Newly unsealed court documents have revealed the extensive case that U.S. prosecutors had built against Chris Correa, the former St. Louis Cardinals front-office executive who last year pleaded guilty to hacking into the Houston Astros’ email and player scouting databases.
Released last week, the filings contain several eye-opening details about the breach. Among them: According to a document submitted by the U.S. Attorney Kenneth Magidson last July, Correa in April 2013 illegally accessed the Astros’ private medical evaluations of various prospects, including Gonzaga University pitcher Marco Gonzales, whom the Cards would later draft with their first-round pick.

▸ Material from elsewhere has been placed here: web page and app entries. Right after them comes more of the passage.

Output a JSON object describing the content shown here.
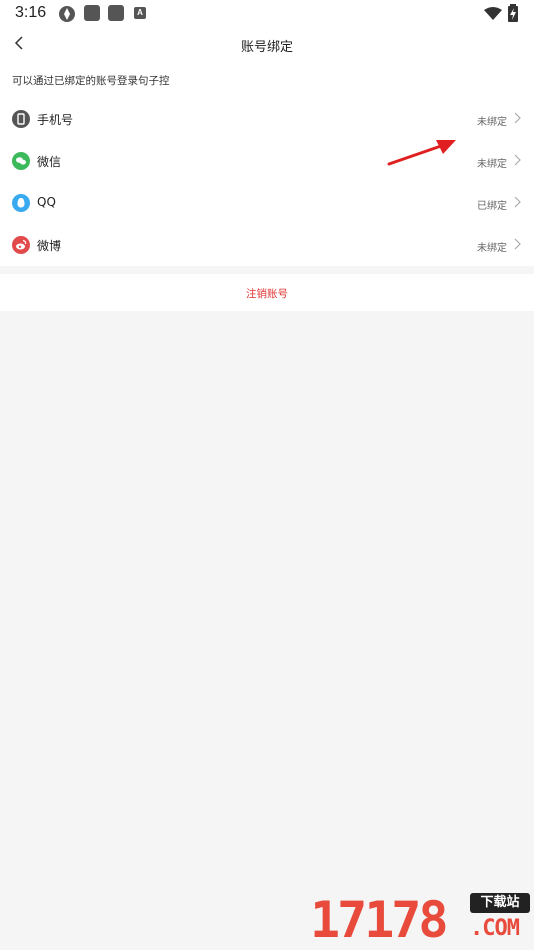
{
  "status_bar": {
    "time": "3:16",
    "notification_letter": "A",
    "icons": [
      "app-icon",
      "square-icon",
      "square-icon",
      "a-badge-icon",
      "wifi-icon",
      "battery-charging-icon"
    ]
  },
  "header": {
    "title": "账号绑定",
    "back_icon": "chevron-left-icon"
  },
  "hint": "可以通过已绑定的账号登录句子控",
  "accounts": [
    {
      "label": "手机号",
      "status": "未绑定",
      "icon": "phone-icon",
      "color": "#555555"
    },
    {
      "label": "微信",
      "status": "未绑定",
      "icon": "wechat-icon",
      "color": "#3cb95a"
    },
    {
      "label": "QQ",
      "status": "已绑定",
      "icon": "qq-icon",
      "color": "#3aaaf0"
    },
    {
      "label": "微博",
      "status": "未绑定",
      "icon": "weibo-icon",
      "color": "#e24b4b"
    }
  ],
  "cancel_account_label": "注销账号",
  "annotation": {
    "color": "#e02020"
  },
  "watermark": {
    "digits": "17178",
    "badge": "下载站",
    "domain": ".COM"
  }
}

In the same filing, the prosecution also disputed the defense’s “Pre-Sentence report” objection that Correa’s unauthorized intrusions were “aberrant” in nature, noting there were 50 such instances in the span of 16 months. The same filing also attempts to debunk Correa’s claims that his true motive for accessing Houston’s database was to see if the Astros’ had stolen any of his own team’s proprietary information. “…his claims are contradicted by the network logs which show that the…pages he viewed were completely unrelated…” the prosecution wrote.
A separate sentencing memo filed by the U.S. noted that in addition to the Astros’ team database, Correa also intruded into the email account of Sig Mejdal, Houston’s director of decision science and a former Cardinals employee. The filing makes a case that Correa was envious of Mejdal for the praise his work had received from Sports Illustrated.
The unsealing of the documents was first reported by the Houston Chronicle, which published three court filings on its website.
Rob Manfred, commissioner of Major League Baseball, issued his own verdict on Monday, Jan. 30, ordering the Cardinals to forfeit its top two 2017 draft picks to the Astros and pay its former divisional rival $2 million.